I drink neither ever tea nor ever coffee.


The simplest way to combine the sentences is to use the coordinating conjunction "or":  "I never drink tea or coffee."  That works, but it doesn't use a correlative conjunction.

The simplest correlative conjunction for this sentence is "either ... or":  "I never drink either tea or coffee."  This also works, but it doesn't use the exclusionary conjunction "neither ... nor".

There is a simple, obvious structure that uses "neither ... nor":  "I drink neither tea nor coffee."  The problem with this version is that the notion of "ever" ("never" in the original sentences) has been lost.

The sentence "I ever drink neither tea nor coffee" doesn't seem well-formed.  The best I can do is tack the adverb on the end of the sentence: 

I drink neither tea nor coffee, ever.

I can't explain why "I ever drink neither tea nor coffee" seems ill-formed.  I can, however, explain why "I drink neither ever tea nor ever coffee" doesn't work.  The "ever" is an adverb.  Placing it in front of "tea" and "coffee" makes it look like it's trying to be an adjective.

| improve this answer | |
  • "I ever drink neither tea nor coffee" is ill-formed because it's like saying "I always drink [not that!]": the absoluteness of "ever" clashes with the absoluteness of "neither/nor" and the result is confusing. You always drink what? – Nathan Tuggy May 15 '15 at 17:00
  • Never thought of using ever at the end of a sentence for emphasis. Thanks! – Mori May 16 '15 at 7:23

The idiomatic ways to say this:

I never drink tea or coffee.

I drink neither tea nor coffee.

I don't drink tea or coffee.

P.S. If "ever" is a requirement:

I don't ever drink tea or coffee.

| improve this answer | |
  • 1
    "I drink neither tea nor coffee." It's good, but it connects these two sentences: "I don't drink tea. I don't drink coffee." – Mori May 15 '15 at 13:35
  • Sorry, I don't understand your comment. – Tᴚoɯɐuo May 15 '15 at 13:36
  • 1
    The problem is it leaves out the emphatic adverb ever. – Mori May 15 '15 at 13:52
  • 3
    "ever" is there, but camouflaged, in the word "never". Never = not ever. – Tᴚoɯɐuo May 15 '15 at 13:57
  • 2
    I think that that's Mori's point, @TRomano. The original sentences contain the word "never", but your sole "neither ... nor" example doesn't contain the word "ever". – Gary Botnovcan May 15 '15 at 15:18
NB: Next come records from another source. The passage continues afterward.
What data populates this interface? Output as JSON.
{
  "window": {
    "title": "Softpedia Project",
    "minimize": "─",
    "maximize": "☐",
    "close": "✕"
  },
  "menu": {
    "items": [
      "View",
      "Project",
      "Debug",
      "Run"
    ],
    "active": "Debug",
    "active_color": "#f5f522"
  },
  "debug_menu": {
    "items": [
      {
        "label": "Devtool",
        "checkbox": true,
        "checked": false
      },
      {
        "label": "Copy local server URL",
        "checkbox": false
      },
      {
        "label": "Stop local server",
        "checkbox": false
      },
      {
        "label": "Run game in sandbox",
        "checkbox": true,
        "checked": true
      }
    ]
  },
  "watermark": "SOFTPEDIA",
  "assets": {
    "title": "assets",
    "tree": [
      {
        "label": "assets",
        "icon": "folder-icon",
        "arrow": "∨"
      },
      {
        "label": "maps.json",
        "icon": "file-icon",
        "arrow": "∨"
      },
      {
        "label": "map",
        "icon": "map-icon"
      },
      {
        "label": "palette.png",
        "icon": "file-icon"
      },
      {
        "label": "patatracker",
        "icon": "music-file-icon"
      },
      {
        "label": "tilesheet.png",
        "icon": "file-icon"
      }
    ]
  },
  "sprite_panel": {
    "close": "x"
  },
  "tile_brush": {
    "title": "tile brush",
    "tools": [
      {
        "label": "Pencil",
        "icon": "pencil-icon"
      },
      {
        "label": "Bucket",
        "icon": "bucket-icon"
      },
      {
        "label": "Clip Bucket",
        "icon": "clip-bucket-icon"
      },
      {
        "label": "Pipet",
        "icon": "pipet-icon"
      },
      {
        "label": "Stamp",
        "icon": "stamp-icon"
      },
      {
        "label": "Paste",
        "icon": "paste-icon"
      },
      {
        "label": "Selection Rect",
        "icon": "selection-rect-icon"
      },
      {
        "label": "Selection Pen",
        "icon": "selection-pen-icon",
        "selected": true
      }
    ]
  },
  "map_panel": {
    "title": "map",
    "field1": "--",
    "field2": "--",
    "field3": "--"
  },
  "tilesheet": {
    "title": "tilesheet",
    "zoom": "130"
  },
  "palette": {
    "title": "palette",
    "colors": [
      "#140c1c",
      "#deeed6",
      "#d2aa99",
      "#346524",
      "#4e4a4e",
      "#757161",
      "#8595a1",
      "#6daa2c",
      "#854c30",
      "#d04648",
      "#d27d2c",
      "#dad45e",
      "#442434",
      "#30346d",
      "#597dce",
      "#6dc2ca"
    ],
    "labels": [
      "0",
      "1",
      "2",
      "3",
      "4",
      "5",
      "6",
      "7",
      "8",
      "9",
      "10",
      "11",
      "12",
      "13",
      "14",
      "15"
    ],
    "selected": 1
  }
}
The examples in TRomano's answer are the ones I would expect to actually hear. However, if you really want a grammatical sentence with some combination of 'nor', 'neither', 'never', and 'ever':

  • I never drink coffee, nor do I ever drink tea.

There are several issues at play here. One is that we need the correct number of negatives. I can't squeeze 'neither' into there, as we already have a negative from 'never'.

  • I drink neither tea nor coffee, ever.

Can't squeeze 'never' into there, as we already have a negative from 'neither'.

Compare to

  • I drink either tea or coffer never.

This is a pretty odd phrasing. Can't use 'neither' or 'nor' with 'either'.

Weird inverted phrasings:

  • Never is tea drank by me, nor do I drink coffee.
  • Never is tea drank by me, neither is coffee.
| improve this answer | |

Again, TRomano's list of idioms is great. I just wanted to add that if you happened to say "I drink neither ever tea nor ever coffee." I would understand what you meant. In fact, everyone I know would understand what you meant - it would sound unusual or unexpected, but you would be conveying the intended meaning.

If you were a spy, trying to convince us that you had been born and raised in Chicago, you would have failed miserably. But, if you were just trying to tell us that you never drink tea or coffee, then you would have succeeded.

The idiomatic use of double-negatives in English varies widely, and can sound perfectly ordinary in many situations. For example, a quick internet search for "I ain't doin nothin" will produce a slew of songs with that precise lyric. It isn't double-negatives that make that particular phrasing uncommon - it's the phrasing.

| improve this answer | |

Your Answer

By clicking “Post Your Answer”, you agree to our terms of service, privacy policy and cookie policy

Not the answer you're looking for? Browse other questions tagged or ask your own question.